By Tris Marlis - Tuesday, Apr 02, 2013
Eating fried chicken with hand is an action that evokes the senses. From the moment your fingertips touch the surface of that fried chicken, your body sends a signal to your brain to anticipate the those crunchy bits of fried skin, juicy meat and when you end your meal with a finger lickin’ gesture, it’s satisfaction. Eating with hands is a common religious practice in many parts of the world, including Asia, Africa and the Middle East.
In a recent article by the New York Times, Vinita Chopra Jacinto, an instructor at the California Culinary Academy in San Francisco stated that Indians eat with their hands because they believe that food nourishes the mind, intellect and spirit. She also says that this practice builds a sensuous connection to the food, encourages mindful eating and raises awareness. Cutlery is seen as a barrier, and emotionless, like a weapon.
We interviewed a young Sri Lankan, Joy Kumari, whose reason to eat with hand is simple: “Somehow, I feel that food taste better when you eat with hand.” For her, it’s also a practice that signifies togetherness, “It’s a tradition, especially during family gathering. My mother would teach the younger kids how to eat with their hands, I am a pro now.”
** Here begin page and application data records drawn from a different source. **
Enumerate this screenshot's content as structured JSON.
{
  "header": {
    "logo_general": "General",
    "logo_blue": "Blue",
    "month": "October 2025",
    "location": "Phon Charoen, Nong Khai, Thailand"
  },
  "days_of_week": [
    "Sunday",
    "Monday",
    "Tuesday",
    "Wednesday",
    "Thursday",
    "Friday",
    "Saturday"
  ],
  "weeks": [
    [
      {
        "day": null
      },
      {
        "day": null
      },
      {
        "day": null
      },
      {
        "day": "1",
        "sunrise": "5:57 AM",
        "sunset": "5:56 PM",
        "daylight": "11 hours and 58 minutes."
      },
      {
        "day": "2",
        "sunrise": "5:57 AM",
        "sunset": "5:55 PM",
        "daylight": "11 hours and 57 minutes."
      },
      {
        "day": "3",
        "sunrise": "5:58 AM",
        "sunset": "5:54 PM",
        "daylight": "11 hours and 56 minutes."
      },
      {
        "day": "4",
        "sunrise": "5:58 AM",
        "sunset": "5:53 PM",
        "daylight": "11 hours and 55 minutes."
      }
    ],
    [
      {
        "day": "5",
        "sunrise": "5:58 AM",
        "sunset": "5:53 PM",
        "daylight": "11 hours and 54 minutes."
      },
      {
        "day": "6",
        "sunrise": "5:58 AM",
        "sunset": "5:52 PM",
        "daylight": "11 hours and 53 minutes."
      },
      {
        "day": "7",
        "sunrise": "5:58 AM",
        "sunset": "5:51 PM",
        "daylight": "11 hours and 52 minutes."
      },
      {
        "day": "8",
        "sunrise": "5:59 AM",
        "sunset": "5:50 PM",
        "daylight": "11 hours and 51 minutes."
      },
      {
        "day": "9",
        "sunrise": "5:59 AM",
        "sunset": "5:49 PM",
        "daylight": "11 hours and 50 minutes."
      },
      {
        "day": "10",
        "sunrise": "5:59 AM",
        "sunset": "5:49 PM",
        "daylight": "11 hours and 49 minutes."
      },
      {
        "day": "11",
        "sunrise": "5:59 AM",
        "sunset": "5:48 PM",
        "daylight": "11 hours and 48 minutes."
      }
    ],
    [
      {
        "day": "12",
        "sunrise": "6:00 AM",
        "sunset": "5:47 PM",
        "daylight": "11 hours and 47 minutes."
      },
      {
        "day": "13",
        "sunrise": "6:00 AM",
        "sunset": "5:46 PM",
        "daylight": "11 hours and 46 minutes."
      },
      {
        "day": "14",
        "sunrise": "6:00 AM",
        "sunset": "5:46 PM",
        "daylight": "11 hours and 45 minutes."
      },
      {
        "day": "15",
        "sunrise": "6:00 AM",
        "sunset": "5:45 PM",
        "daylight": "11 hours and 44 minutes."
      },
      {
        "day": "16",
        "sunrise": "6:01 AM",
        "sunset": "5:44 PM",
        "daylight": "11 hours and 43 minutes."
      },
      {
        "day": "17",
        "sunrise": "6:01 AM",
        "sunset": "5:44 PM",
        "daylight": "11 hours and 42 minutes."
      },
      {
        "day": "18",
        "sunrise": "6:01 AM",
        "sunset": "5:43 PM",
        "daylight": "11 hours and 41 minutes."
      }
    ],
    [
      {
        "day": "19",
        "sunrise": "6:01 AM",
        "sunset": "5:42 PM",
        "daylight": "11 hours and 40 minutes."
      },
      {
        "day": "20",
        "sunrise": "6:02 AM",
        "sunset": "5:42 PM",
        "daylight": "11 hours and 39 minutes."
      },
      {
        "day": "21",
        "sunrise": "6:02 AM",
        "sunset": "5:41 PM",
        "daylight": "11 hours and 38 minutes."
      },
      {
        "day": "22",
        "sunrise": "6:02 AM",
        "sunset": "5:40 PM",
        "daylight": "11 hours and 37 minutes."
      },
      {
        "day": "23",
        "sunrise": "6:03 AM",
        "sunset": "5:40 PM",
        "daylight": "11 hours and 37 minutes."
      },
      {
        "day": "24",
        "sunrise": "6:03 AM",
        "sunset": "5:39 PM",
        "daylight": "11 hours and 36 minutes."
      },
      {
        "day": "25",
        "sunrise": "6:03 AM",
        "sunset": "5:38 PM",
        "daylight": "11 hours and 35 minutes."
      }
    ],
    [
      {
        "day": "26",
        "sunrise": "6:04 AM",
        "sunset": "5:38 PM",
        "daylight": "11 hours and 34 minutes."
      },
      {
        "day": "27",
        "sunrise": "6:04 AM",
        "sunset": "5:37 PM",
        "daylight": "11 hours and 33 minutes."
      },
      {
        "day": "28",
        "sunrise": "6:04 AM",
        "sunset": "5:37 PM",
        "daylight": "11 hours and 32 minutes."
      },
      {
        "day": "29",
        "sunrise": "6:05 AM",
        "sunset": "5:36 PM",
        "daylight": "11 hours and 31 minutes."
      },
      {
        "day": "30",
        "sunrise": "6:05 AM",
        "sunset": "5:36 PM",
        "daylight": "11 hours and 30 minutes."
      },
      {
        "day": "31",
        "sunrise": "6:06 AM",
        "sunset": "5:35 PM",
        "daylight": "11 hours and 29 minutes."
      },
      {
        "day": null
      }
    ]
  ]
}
Scientifically, a recent research found that eating with hand sends signal to our brain that forces our body to release hormone and enzyme which help with the digestive system. Scientists also encourage children under 12 years old to use hand to eat as it helps with the fine motor development.
The secret to gracefully eat with fingers is to use your thumb. Form a little pile of rice on your plate, scoop it up with a twist of your wrist and use your thumb to push the food past a grove created by the fingers and into the mouth (without putting fingers in).
Meat with bones, such as pork ribs, fried chicken wings and fried fish are best eaten with hands, as it allows you to pick up even the smallest pieces of meat off the bone. Rice dishes like nasi padang and nasi briyani are also meant to be eaten with your fingers, as their strong aroma of spices will linger as a memento of a really good meal.
My 75-year-old grandmother who is an Indonesian Chinese will ditch utensils whenever she can, and she always tells us: “Fork and spoon are man-made. Eating with hand is the most natural way of eating.” And of course, it makes food even more finger licking good as it’s a multisensory engagement.